Minimum number of nicknames Bush has given to associates during his presidency: 75

Number of associates with the last name Jackson he has dubbed “Action Jackson”: 2

Number of press conferences at which Bush has referred to a question as a “trick”: 14

Number of times he has declared an event or outcome not to be “acceptable”: 149

Rank of Bush among U.S. presidents with the highest disapproval rating: 1

Average percentage of Americans who approved of the job Bush was doing during his second term: 37

Percentage of Russians today who approve of the direction their country took under Stalin: 37

Space: Forty Years Ago, A Cosmonaut Experienced What Can Only Be Described as 'Hell':

To say the event went smoothly would be, well, a total frickin' lie, as cosmonaut Boris Volynov would experience one of space flight's most harrowing reentries on this most historic trip.

After his craft, the Soyuz 5, failed to separate from its service module, it began the descent facing the wrong way. As the heat shield got an unparalleled view of the cosmos, the flimsy entry hatch, with its one-inch of insulation and a window, received the brunt of reentry. Things began to melt and stink and smoke, and the hatch itself bulged inwards from the stress of reentry. If the craft had not miraculously righted itself, poor Volynov would have cooked to death in temperatures reaching 5,000 degrees.

But that wasn't the end—the parachute still had to partially fail, and there was the missed landing spot to worry about too. The former only resulted in broken teeth and a mouthful of blood (phew!). The latter almost killed him for a third time in 30 minutes, as the Ural Mountains were -40 degrees when he landed there, some 2,000 kilometers short of the LZ.

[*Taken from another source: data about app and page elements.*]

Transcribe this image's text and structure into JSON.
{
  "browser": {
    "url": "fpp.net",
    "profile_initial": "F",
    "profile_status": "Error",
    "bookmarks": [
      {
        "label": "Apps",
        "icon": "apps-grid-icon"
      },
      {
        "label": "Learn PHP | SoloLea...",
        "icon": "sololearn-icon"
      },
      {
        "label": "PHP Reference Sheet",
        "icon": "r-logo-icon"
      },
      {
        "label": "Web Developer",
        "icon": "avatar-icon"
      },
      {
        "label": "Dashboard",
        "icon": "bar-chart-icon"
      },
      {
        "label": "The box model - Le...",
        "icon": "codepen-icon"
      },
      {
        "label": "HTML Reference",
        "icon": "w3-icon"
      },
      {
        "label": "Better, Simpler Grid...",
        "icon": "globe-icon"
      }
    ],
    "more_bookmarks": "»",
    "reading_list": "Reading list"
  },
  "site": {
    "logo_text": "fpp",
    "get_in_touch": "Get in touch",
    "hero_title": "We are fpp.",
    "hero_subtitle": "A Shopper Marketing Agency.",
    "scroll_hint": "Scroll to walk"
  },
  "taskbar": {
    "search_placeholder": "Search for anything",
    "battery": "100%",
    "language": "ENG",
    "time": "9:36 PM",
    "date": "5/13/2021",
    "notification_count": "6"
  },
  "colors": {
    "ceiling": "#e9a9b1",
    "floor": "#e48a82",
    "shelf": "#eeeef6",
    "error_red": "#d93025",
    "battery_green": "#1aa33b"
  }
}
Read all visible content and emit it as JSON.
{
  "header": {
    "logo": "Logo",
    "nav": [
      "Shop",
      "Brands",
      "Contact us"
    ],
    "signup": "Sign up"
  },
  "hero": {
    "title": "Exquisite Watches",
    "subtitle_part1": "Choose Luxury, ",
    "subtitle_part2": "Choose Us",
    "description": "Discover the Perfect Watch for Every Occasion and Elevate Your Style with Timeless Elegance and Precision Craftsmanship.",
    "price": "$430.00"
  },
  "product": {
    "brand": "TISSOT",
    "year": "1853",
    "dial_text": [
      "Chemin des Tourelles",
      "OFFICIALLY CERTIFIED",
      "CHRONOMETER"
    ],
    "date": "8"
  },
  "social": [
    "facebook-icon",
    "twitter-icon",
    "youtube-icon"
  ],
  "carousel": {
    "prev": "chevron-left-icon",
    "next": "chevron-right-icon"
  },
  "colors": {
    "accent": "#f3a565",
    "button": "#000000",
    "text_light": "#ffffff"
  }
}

Lucky for Volynov, some nearby peasants kept him warm in their hut until help arrived. As a token of their appreciation, the Soviet government then forbade him from talking about the incident because of the ongoing space race with the U.S. News of the event only surfaced relatively recently in 1997.